** TO DO **
Although the records contain pictures, only their text should be set down, exactly as written.

[DATA TO PROCESS Boundary: Start]

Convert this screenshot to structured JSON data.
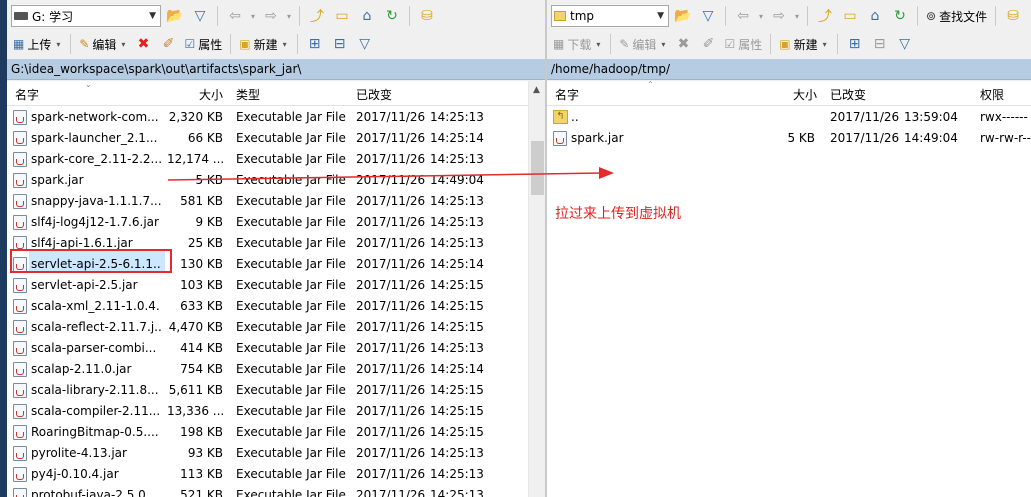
{
  "left": {
    "drive": "G: 学习",
    "toolbar": {
      "upload": "上传",
      "edit": "编辑",
      "properties": "属性",
      "new": "新建"
    },
    "path": "G:\\idea_workspace\\spark\\out\\artifacts\\spark_jar\\",
    "columns": {
      "name": "名字",
      "size": "大小",
      "type": "类型",
      "changed": "已改变"
    },
    "files": [
      {
        "name": "spark-network-com...",
        "size": "2,320 KB",
        "type": "Executable Jar File",
        "date": "2017/11/26",
        "time": "14:25:13"
      },
      {
        "name": "spark-launcher_2.1...",
        "size": "66 KB",
        "type": "Executable Jar File",
        "date": "2017/11/26",
        "time": "14:25:14"
      },
      {
        "name": "spark-core_2.11-2.2...",
        "size": "12,174 ...",
        "type": "Executable Jar File",
        "date": "2017/11/26",
        "time": "14:25:13"
      },
      {
        "name": "spark.jar",
        "size": "5 KB",
        "type": "Executable Jar File",
        "date": "2017/11/26",
        "time": "14:49:04"
      },
      {
        "name": "snappy-java-1.1.1.7...",
        "size": "581 KB",
        "type": "Executable Jar File",
        "date": "2017/11/26",
        "time": "14:25:13"
      },
      {
        "name": "slf4j-log4j12-1.7.6.jar",
        "size": "9 KB",
        "type": "Executable Jar File",
        "date": "2017/11/26",
        "time": "14:25:13"
      },
      {
        "name": "slf4j-api-1.6.1.jar",
        "size": "25 KB",
        "type": "Executable Jar File",
        "date": "2017/11/26",
        "time": "14:25:13"
      },
      {
        "name": "servlet-api-2.5-6.1.1...",
        "size": "130 KB",
        "type": "Executable Jar File",
        "date": "2017/11/26",
        "time": "14:25:14"
      },
      {
        "name": "servlet-api-2.5.jar",
        "size": "103 KB",
        "type": "Executable Jar File",
        "date": "2017/11/26",
        "time": "14:25:15"
      },
      {
        "name": "scala-xml_2.11-1.0.4...",
        "size": "633 KB",
        "type": "Executable Jar File",
        "date": "2017/11/26",
        "time": "14:25:15"
      },
      {
        "name": "scala-reflect-2.11.7.j...",
        "size": "4,470 KB",
        "type": "Executable Jar File",
        "date": "2017/11/26",
        "time": "14:25:15"
      },
      {
        "name": "scala-parser-combi...",
        "size": "414 KB",
        "type": "Executable Jar File",
        "date": "2017/11/26",
        "time": "14:25:13"
      },
      {
        "name": "scalap-2.11.0.jar",
        "size": "754 KB",
        "type": "Executable Jar File",
        "date": "2017/11/26",
        "time": "14:25:14"
      },
      {
        "name": "scala-library-2.11.8...",
        "size": "5,611 KB",
        "type": "Executable Jar File",
        "date": "2017/11/26",
        "time": "14:25:15"
      },
      {
        "name": "scala-compiler-2.11...",
        "size": "13,336 ...",
        "type": "Executable Jar File",
        "date": "2017/11/26",
        "time": "14:25:15"
      },
      {
        "name": "RoaringBitmap-0.5....",
        "size": "198 KB",
        "type": "Executable Jar File",
        "date": "2017/11/26",
        "time": "14:25:15"
      },
      {
        "name": "pyrolite-4.13.jar",
        "size": "93 KB",
        "type": "Executable Jar File",
        "date": "2017/11/26",
        "time": "14:25:13"
      },
      {
        "name": "py4j-0.10.4.jar",
        "size": "113 KB",
        "type": "Executable Jar File",
        "date": "2017/11/26",
        "time": "14:25:13"
      },
      {
        "name": "protobuf-java-2.5.0...",
        "size": "521 KB",
        "type": "Executable Jar File",
        "date": "2017/11/26",
        "time": "14:25:13"
      }
    ]
  },
  "right": {
    "drive": "tmp",
    "toolbar": {
      "download": "下载",
      "edit": "编辑",
      "properties": "属性",
      "new": "新建",
      "find_files": "查找文件"
    },
    "path": "/home/hadoop/tmp/",
    "columns": {
      "name": "名字",
      "size": "大小",
      "changed": "已改变",
      "perms": "权限"
    },
    "files": [
      {
        "name": "..",
        "size": "",
        "date": "2017/11/26",
        "time": "13:59:04",
        "perms": "rwx------"
      },
      {
        "name": "spark.jar",
        "size": "5 KB",
        "date": "2017/11/26",
        "time": "14:49:04",
        "perms": "rw-rw-r--"
      }
    ]
  },
  "annotation": "拉过来上传到虚拟机",
  "colors": {
    "accent": "#e32b2b",
    "path_bar": "#b6cce3",
    "selection": "#cce8ff"
  }
}
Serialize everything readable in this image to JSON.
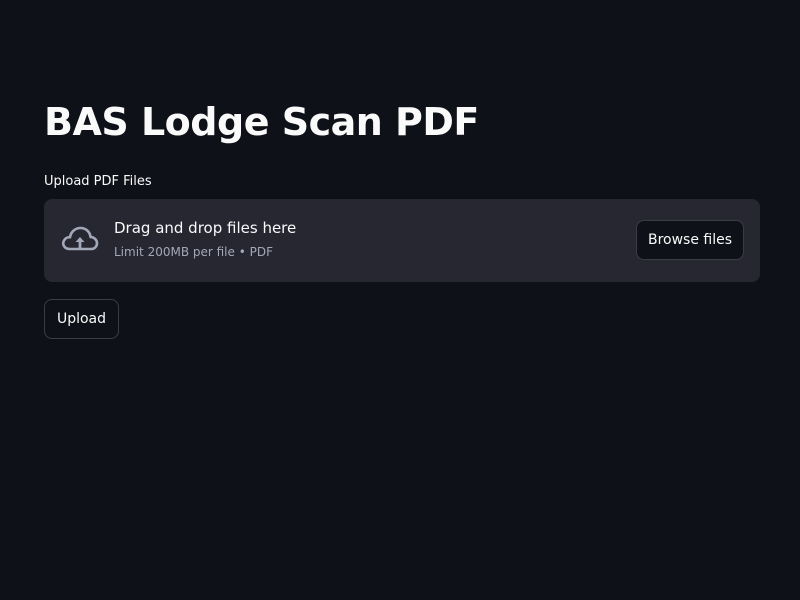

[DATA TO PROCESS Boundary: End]

** REPLY TO THE TASK **
Convert this screenshot to structured JSON data.
{
  "left": {
    "drive": "G: 学习",
    "toolbar": {
      "upload": "上传",
      "edit": "编辑",
      "properties": "属性",
      "new": "新建"
    },
    "path": "G:\\idea_workspace\\spark\\out\\artifacts\\spark_jar\\",
    "columns": {
      "name": "名字",
      "size": "大小",
      "type": "类型",
      "changed": "已改变"
    },
    "files": [
      {
        "name": "spark-network-com...",
        "size": "2,320 KB",
        "type": "Executable Jar File",
        "date": "2017/11/26",
        "time": "14:25:13"
      },
      {
        "name": "spark-launcher_2.1...",
        "size": "66 KB",
        "type": "Executable Jar File",
        "date": "2017/11/26",
        "time": "14:25:14"
      },
      {
        "name": "spark-core_2.11-2.2...",
        "size": "12,174 ...",
        "type": "Executable Jar File",
        "date": "2017/11/26",
        "time": "14:25:13"
      },
      {
        "name": "spark.jar",
        "size": "5 KB",
        "type": "Executable Jar File",
        "date": "2017/11/26",
        "time": "14:49:04"
      },
      {
        "name": "snappy-java-1.1.1.7...",
        "size": "581 KB",
        "type": "Executable Jar File",
        "date": "2017/11/26",
        "time": "14:25:13"
      },
      {
        "name": "slf4j-log4j12-1.7.6.jar",
        "size": "9 KB",
        "type": "Executable Jar File",
        "date": "2017/11/26",
        "time": "14:25:13"
      },
      {
        "name": "slf4j-api-1.6.1.jar",
        "size": "25 KB",
        "type": "Executable Jar File",
        "date": "2017/11/26",
        "time": "14:25:13"
      },
      {
        "name": "servlet-api-2.5-6.1.1...",
        "size": "130 KB",
        "type": "Executable Jar File",
        "date": "2017/11/26",
        "time": "14:25:14"
      },
      {
        "name": "servlet-api-2.5.jar",
        "size": "103 KB",
        "type": "Executable Jar File",
        "date": "2017/11/26",
        "time": "14:25:15"
      },
      {
        "name": "scala-xml_2.11-1.0.4...",
        "size": "633 KB",
        "type": "Executable Jar File",
        "date": "2017/11/26",
        "time": "14:25:15"
      },
      {
        "name": "scala-reflect-2.11.7.j...",
        "size": "4,470 KB",
        "type": "Executable Jar File",
        "date": "2017/11/26",
        "time": "14:25:15"
      },
      {
        "name": "scala-parser-combi...",
        "size": "414 KB",
        "type": "Executable Jar File",
        "date": "2017/11/26",
        "time": "14:25:13"
      },
      {
        "name": "scalap-2.11.0.jar",
        "size": "754 KB",
        "type": "Executable Jar File",
        "date": "2017/11/26",
        "time": "14:25:14"
      },
      {
        "name": "scala-library-2.11.8...",
        "size": "5,611 KB",
        "type": "Executable Jar File",
        "date": "2017/11/26",
        "time": "14:25:15"
      },
      {
        "name": "scala-compiler-2.11...",
        "size": "13,336 ...",
        "type": "Executable Jar File",
        "date": "2017/11/26",
        "time": "14:25:15"
      },
      {
        "name": "RoaringBitmap-0.5....",
        "size": "198 KB",
        "type": "Executable Jar File",
        "date": "2017/11/26",
        "time": "14:25:15"
      },
      {
        "name": "pyrolite-4.13.jar",
        "size": "93 KB",
        "type": "Executable Jar File",
        "date": "2017/11/26",
        "time": "14:25:13"
      },
      {
        "name": "py4j-0.10.4.jar",
        "size": "113 KB",
        "type": "Executable Jar File",
        "date": "2017/11/26",
        "time": "14:25:13"
      },
      {
        "name": "protobuf-java-2.5.0...",
        "size": "521 KB",
        "type": "Executable Jar File",
        "date": "2017/11/26",
        "time": "14:25:13"
      }
    ]
  },
  "right": {
    "drive": "tmp",
    "toolbar": {
      "download": "下载",
      "edit": "编辑",
      "properties": "属性",
      "new": "新建",
      "find_files": "查找文件"
    },
    "path": "/home/hadoop/tmp/",
    "columns": {
      "name": "名字",
      "size": "大小",
      "changed": "已改变",
      "perms": "权限"
    },
    "files": [
      {
        "name": "..",
        "size": "",
        "date": "2017/11/26",
        "time": "13:59:04",
        "perms": "rwx------"
      },
      {
        "name": "spark.jar",
        "size": "5 KB",
        "date": "2017/11/26",
        "time": "14:49:04",
        "perms": "rw-rw-r--"
      }
    ]
  },
  "annotation": "拉过来上传到虚拟机",
  "colors": {
    "accent": "#e32b2b",
    "path_bar": "#b6cce3",
    "selection": "#cce8ff"
  }
}
Serialize everything readable in this image to JSON.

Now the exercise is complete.